- [Required action]
Each time a line of the listing holds "text", copy that line.

- [Data for processing]
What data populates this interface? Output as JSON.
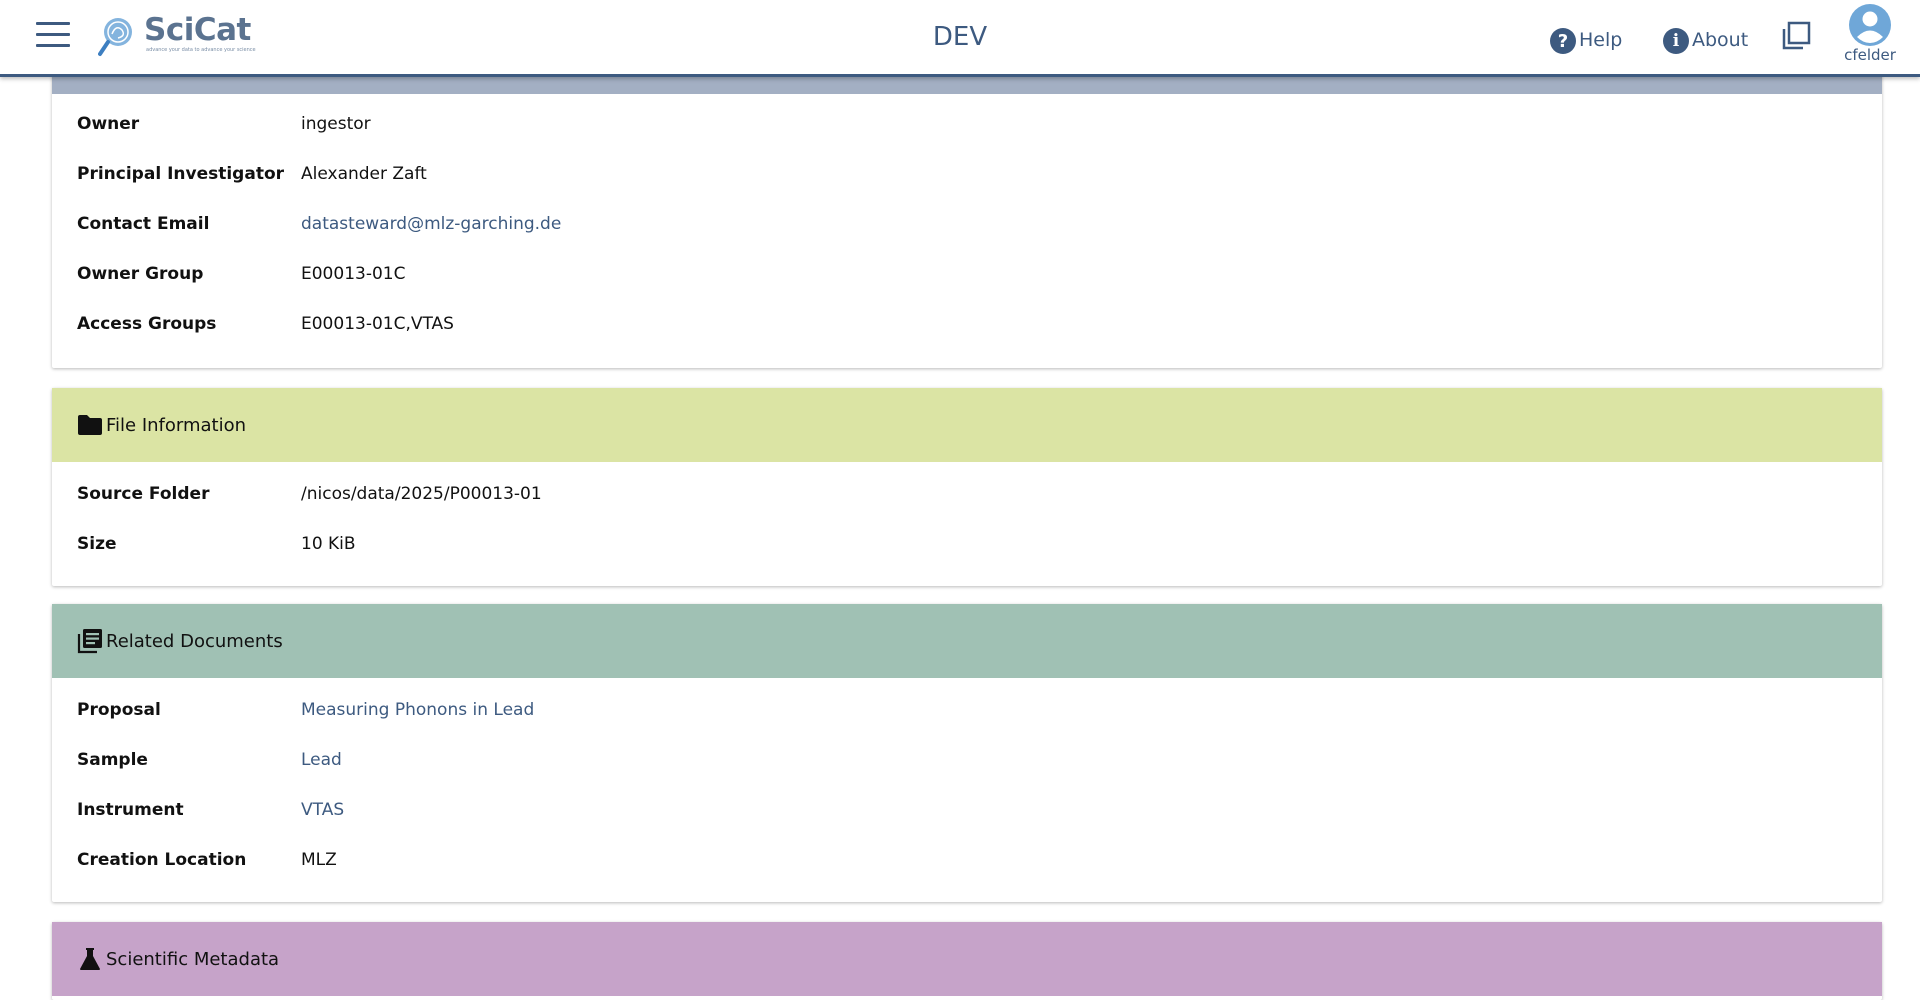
{
  "header": {
    "logo_sci": "Sci",
    "logo_cat": "Cat",
    "logo_tagline": "advance your data to advance your science",
    "site_title": "DEV",
    "help_label": "Help",
    "about_label": "About",
    "user_name": "cfelder"
  },
  "ownership": {
    "rows": [
      {
        "label": "Owner",
        "value": "ingestor"
      },
      {
        "label": "Principal Investigator",
        "value": "Alexander Zaft"
      },
      {
        "label": "Contact Email",
        "value": "datasteward@mlz-garching.de"
      },
      {
        "label": "Owner Group",
        "value": "E00013-01C"
      },
      {
        "label": "Access Groups",
        "value": "E00013-01C,VTAS"
      }
    ]
  },
  "file_info": {
    "title": "File Information",
    "icon": "folder-icon",
    "rows": [
      {
        "label": "Source Folder",
        "value": "/nicos/data/2025/P00013-01"
      },
      {
        "label": "Size",
        "value": "10 KiB"
      }
    ]
  },
  "related_docs": {
    "title": "Related Documents",
    "icon": "documents-icon",
    "rows": [
      {
        "label": "Proposal",
        "value": "Measuring Phonons in Lead"
      },
      {
        "label": "Sample",
        "value": "Lead"
      },
      {
        "label": "Instrument",
        "value": "VTAS"
      },
      {
        "label": "Creation Location",
        "value": "MLZ"
      }
    ]
  },
  "scientific_metadata": {
    "title": "Scientific Metadata",
    "icon": "flask-icon"
  },
  "colors": {
    "primary": "#3d5a80",
    "ownership_header": "#a3afc3",
    "file_info_header": "#dbe4a4",
    "related_docs_header": "#a0c1b4",
    "scientific_metadata_header": "#c6a3c9"
  }
}
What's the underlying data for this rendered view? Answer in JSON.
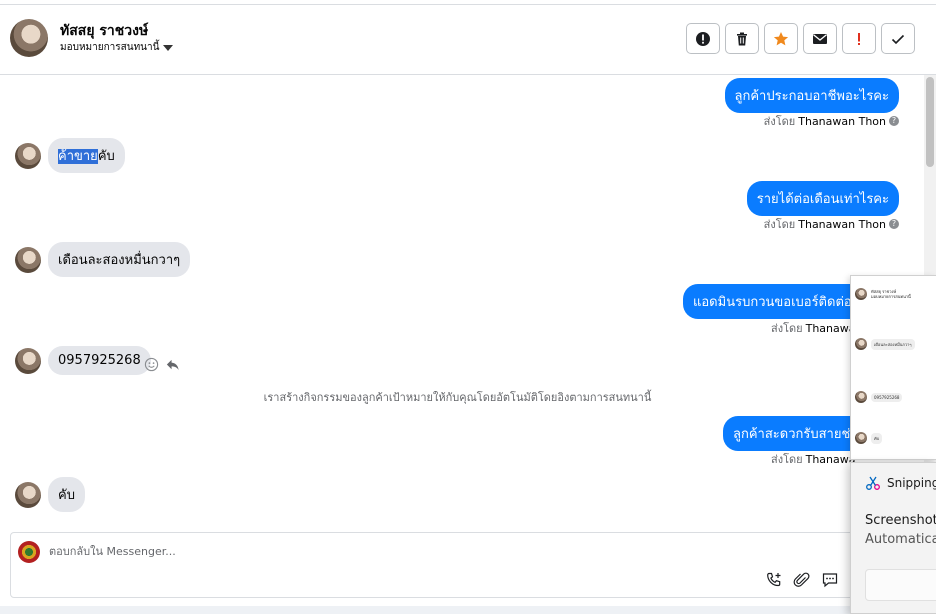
{
  "header": {
    "contact_name": "ทัสสยุ ราชวงษ์",
    "assign_label": "มอบหมายการสนทนานี้",
    "actions": [
      {
        "name": "report-icon",
        "label": "!"
      },
      {
        "name": "trash-icon",
        "label": ""
      },
      {
        "name": "star-icon",
        "label": ""
      },
      {
        "name": "envelope-icon",
        "label": ""
      },
      {
        "name": "important-icon",
        "label": "!"
      },
      {
        "name": "check-icon",
        "label": ""
      }
    ],
    "star_color": "#f0891d",
    "important_color": "#e0301e"
  },
  "messages": {
    "out1": {
      "text": "ลูกค้าประกอบอาชีพอะไรคะ",
      "sent_prefix": "ส่งโดย",
      "sender": "Thanawan Thon"
    },
    "in1": {
      "highlight": "ค้าขาย",
      "rest": "คับ"
    },
    "out2": {
      "text": "รายได้ต่อเดือนเท่าไรคะ",
      "sent_prefix": "ส่งโดย",
      "sender": "Thanawan Thon"
    },
    "in2": {
      "text": "เดือนละสองหมื่นกวาๆ"
    },
    "out3": {
      "text": "แอดมินรบกวนขอเบอร์ติดต่อได้",
      "sent_prefix": "ส่งโดย",
      "sender": "Thanawa"
    },
    "in3": {
      "text": "0957925268"
    },
    "system": "เราสร้างกิจกรรมของลูกค้าเป้าหมายให้กับคุณโดยอัตโนมัติโดยอิงตามการสนทนานี้",
    "out4": {
      "text": "ลูกค้าสะดวกรับสายช่วง",
      "sent_prefix": "ส่งโดย",
      "sender": "Thanawa"
    },
    "in4": {
      "text": "คับ"
    }
  },
  "composer": {
    "placeholder": "ตอบกลับใน Messenger..."
  },
  "thumbnail": {
    "name": "ทัสสยุ ราชวงษ์",
    "sub": "มอบหมายการสนทนานี้",
    "rows": [
      "เดือนละสองหมื่นกวาๆ",
      "0957925268",
      "คับ"
    ]
  },
  "snip_notification": {
    "app": "Snipping",
    "title": "Screenshot",
    "body": "Automatica"
  },
  "colors": {
    "outgoing_bubble": "#0a7cff",
    "incoming_bubble": "#e4e6eb"
  }
}
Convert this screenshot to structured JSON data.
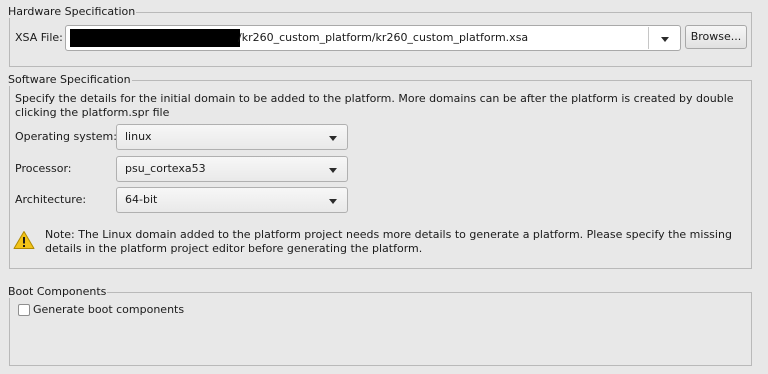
{
  "hardware": {
    "title": "Hardware Specification",
    "xsa_label": "XSA File:",
    "xsa_value": "/kr260_custom_platform/kr260_custom_platform.xsa",
    "browse_label": "Browse..."
  },
  "software": {
    "title": "Software Specification",
    "description_line1": "Specify the details for the initial domain to be added to the platform. More domains can be after the platform is created by double",
    "description_line2": "clicking the platform.spr file",
    "os_label": "Operating system:",
    "os_value": "linux",
    "processor_label": "Processor:",
    "processor_value": "psu_cortexa53",
    "arch_label": "Architecture:",
    "arch_value": "64-bit",
    "note_line1": "Note: The Linux domain added to the platform project needs more details to generate a platform. Please specify the missing",
    "note_line2": "details in the platform project editor before generating the platform."
  },
  "boot": {
    "title": "Boot Components",
    "generate_label": "Generate boot components",
    "generate_checked": false
  },
  "colors": {
    "background": "#e8e8e8",
    "warning": "#f2c318"
  },
  "icons": {
    "warning": "warning-icon",
    "dropdown": "chevron-down-icon"
  }
}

- [Written solution]
      "text": "ลูกค้าประกอบอาชีพอะไรคะ",
      "text": "รายได้ต่อเดือนเท่าไรคะ",
      "text": "เดือนละสองหมื่นกวาๆ"
      "text": "แอดมินรบกวนขอเบอร์ติดต่อได้",
      "text": "0957925268"
      "text": "ลูกค้าสะดวกรับสายช่วง",
      "text": "คับ"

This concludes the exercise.